This brings about another issue, which is that of focus. Efforts to show the police struggling with what to do about the situation are unnecessary and largely unenlightening, so they'd be better relegated to the proverbial cutting-room floor. Same with the frequent breaks from the action to spotlight other characters from around the world who get involved in the situation in a tertiary manner, such as the goings-on of the Korean computer programmer who designed the maligned algorithm, a peek at a couple of Icelandic hackers prying into seemingly every video camera system on Earth for some improbably speedy and accurate face-matching searches, and a South African rebel named Mambo, who is leading a strike against a platinum mine that ends up tying into the main plot.

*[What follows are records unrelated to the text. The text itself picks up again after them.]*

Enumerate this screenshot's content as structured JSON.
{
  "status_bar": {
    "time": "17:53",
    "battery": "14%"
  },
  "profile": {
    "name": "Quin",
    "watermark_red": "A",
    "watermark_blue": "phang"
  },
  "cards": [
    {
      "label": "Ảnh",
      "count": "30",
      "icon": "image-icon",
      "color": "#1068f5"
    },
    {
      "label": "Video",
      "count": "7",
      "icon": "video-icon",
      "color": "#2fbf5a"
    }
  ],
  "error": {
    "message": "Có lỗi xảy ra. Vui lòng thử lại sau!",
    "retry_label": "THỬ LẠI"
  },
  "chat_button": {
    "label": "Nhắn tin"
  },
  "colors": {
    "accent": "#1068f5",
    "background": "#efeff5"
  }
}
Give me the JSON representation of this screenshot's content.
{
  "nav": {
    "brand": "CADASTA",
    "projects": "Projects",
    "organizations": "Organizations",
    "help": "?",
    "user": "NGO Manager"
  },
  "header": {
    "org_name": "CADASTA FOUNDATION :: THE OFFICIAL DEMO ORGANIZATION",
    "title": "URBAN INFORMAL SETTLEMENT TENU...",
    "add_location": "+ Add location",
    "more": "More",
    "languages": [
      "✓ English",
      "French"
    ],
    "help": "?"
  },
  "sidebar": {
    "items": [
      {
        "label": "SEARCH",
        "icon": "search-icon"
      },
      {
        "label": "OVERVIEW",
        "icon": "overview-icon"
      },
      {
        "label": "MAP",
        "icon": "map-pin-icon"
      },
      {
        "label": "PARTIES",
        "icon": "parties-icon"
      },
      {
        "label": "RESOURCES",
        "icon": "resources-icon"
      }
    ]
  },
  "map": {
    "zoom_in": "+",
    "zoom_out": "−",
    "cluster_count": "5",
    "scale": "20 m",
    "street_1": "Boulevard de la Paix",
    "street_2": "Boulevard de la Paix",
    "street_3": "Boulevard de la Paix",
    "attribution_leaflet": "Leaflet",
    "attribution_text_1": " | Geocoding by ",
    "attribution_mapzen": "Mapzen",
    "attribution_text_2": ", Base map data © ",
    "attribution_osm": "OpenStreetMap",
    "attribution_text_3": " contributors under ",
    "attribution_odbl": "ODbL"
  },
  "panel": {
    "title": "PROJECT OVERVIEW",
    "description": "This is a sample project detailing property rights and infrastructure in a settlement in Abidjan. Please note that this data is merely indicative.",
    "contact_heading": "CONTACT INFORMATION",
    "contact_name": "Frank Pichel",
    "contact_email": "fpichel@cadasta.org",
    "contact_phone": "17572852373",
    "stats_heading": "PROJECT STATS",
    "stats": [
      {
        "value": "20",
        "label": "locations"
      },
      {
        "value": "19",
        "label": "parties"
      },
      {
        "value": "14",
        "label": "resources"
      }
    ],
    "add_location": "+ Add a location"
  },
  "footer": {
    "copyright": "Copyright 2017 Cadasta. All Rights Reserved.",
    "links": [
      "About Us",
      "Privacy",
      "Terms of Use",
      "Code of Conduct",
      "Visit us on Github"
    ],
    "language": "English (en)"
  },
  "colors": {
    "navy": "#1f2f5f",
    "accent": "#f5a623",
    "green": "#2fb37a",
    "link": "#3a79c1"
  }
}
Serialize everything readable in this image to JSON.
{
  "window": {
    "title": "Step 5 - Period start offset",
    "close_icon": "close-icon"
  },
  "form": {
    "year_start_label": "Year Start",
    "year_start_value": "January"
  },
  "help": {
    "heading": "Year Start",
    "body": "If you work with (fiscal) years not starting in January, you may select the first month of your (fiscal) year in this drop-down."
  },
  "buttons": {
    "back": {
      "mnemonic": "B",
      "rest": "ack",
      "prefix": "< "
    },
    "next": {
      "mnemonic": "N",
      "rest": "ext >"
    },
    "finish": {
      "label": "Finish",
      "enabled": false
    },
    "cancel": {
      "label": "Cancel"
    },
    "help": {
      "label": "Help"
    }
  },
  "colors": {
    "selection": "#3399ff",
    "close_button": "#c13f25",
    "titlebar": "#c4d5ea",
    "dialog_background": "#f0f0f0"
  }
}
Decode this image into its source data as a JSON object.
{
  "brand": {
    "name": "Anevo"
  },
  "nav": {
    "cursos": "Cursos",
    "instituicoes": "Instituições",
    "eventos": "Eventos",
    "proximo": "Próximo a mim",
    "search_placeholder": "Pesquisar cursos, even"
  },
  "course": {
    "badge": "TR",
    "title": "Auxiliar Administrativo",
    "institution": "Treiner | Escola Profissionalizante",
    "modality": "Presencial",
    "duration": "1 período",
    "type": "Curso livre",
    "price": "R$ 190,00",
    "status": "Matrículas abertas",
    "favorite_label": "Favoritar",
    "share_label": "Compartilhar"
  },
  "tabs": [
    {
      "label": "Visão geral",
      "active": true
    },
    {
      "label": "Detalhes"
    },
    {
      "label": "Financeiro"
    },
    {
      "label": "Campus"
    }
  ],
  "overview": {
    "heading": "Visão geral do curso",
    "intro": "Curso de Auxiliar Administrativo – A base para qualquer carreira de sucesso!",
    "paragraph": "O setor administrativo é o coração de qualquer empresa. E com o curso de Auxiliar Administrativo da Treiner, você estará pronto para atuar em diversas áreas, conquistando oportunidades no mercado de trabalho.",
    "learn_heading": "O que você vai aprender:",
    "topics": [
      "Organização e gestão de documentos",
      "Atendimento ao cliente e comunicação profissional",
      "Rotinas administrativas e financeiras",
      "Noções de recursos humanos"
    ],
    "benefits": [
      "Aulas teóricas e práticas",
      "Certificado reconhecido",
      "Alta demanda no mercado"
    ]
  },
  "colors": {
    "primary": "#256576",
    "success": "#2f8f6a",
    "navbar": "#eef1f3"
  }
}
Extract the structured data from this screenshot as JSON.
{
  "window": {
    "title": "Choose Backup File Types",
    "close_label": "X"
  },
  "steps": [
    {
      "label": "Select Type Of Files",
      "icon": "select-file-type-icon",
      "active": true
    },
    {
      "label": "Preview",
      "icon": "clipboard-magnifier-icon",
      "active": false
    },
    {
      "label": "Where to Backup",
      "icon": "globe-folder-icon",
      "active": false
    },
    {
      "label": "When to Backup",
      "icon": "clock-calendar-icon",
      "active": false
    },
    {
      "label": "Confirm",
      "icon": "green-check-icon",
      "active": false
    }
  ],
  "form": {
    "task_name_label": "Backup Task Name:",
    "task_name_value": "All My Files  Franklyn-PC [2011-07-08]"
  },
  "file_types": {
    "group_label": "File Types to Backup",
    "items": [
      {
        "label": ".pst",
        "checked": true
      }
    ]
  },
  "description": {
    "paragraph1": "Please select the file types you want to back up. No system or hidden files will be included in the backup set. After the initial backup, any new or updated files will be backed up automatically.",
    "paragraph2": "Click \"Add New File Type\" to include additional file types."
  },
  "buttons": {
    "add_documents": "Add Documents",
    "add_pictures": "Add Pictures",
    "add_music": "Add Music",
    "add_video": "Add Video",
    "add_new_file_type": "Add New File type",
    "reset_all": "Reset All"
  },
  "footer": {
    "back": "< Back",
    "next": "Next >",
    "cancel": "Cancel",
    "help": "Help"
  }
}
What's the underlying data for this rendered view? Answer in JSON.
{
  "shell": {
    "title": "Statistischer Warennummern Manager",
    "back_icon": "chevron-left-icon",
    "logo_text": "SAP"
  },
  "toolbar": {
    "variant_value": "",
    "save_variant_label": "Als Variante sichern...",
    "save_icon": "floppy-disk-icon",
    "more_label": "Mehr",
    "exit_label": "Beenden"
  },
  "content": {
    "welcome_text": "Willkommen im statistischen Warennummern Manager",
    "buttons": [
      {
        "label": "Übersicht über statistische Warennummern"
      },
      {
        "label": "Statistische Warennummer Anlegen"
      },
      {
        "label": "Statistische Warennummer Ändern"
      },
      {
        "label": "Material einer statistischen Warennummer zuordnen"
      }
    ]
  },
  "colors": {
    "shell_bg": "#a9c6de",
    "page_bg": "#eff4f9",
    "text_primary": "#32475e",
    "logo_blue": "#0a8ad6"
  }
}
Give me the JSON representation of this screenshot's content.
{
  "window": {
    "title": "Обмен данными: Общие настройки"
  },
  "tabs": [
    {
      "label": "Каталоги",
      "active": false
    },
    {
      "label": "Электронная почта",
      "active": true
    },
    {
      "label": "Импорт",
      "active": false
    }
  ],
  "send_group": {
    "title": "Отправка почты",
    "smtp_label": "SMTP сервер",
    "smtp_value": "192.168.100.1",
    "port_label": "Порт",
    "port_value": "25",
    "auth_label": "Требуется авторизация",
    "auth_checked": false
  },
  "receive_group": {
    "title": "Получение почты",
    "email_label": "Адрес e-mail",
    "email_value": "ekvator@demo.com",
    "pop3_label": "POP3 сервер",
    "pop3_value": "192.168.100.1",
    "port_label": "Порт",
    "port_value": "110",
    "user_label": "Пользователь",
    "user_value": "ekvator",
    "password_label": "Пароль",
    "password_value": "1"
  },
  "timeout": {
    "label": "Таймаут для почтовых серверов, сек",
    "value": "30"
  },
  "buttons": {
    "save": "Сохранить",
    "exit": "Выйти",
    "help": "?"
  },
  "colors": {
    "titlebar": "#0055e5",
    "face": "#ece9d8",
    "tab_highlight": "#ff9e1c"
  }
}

Then there are also frequent cutaways to how other new organizations and industry pundits are covering the events, seemingly just as mindless and snarky as the rest. And the American public, shown as barely interested in the value of human life, such that they'd rather create memes out of situations that wind up with people nearly dead, makes you even root against 'us' as a people, undeserving of being rescued from corporate swindlers for deliberate obliviousness to current events and callous disregard of each other as a caring community. All in all, we seem pretty happy to be reckless idiots, so why shouldn't corporations prey upon fools and our soon-to-be-parted money? The worst of it comes from the amateur sleuthing done on the part of Diane Lester in trying to figure out whether the sudden tanking of the company's stock price was indeed just a glitch, an act of malice, or something else entirely that it being covered up. The egregiously contrived hows and whys of her actions might have you rolling your eyes right our of your head.
Tonally erratic and too fantastical to buy as something resembling our known reality, Money Monster is a missed opportunity to make a potent, topical issues film that rips the mask off of the facade of 'infotainment' on television, and how they continue to cover the stock market as a big money-game than real business, despite potentially having dire consequences to the lives of millions on the line with each progressive gamble. While it's commendable to see news people return to trying to become the conduit for the concerns of the public, rather than spokespeople for the corporations they're supposed to be covering, one gathers by the end of this misfire that very little actual light has been shed on the topic. It threatens but can't deliver on the ultimatums on putting the ills of the current corporate structure of television news under scrutiny, and for that, it becomes like its supposed working-class antihero -- willing to take up arms to hold the industry hostage, but unsure of what or how to do things once they take control of the cameras.
©2016 Vince Leo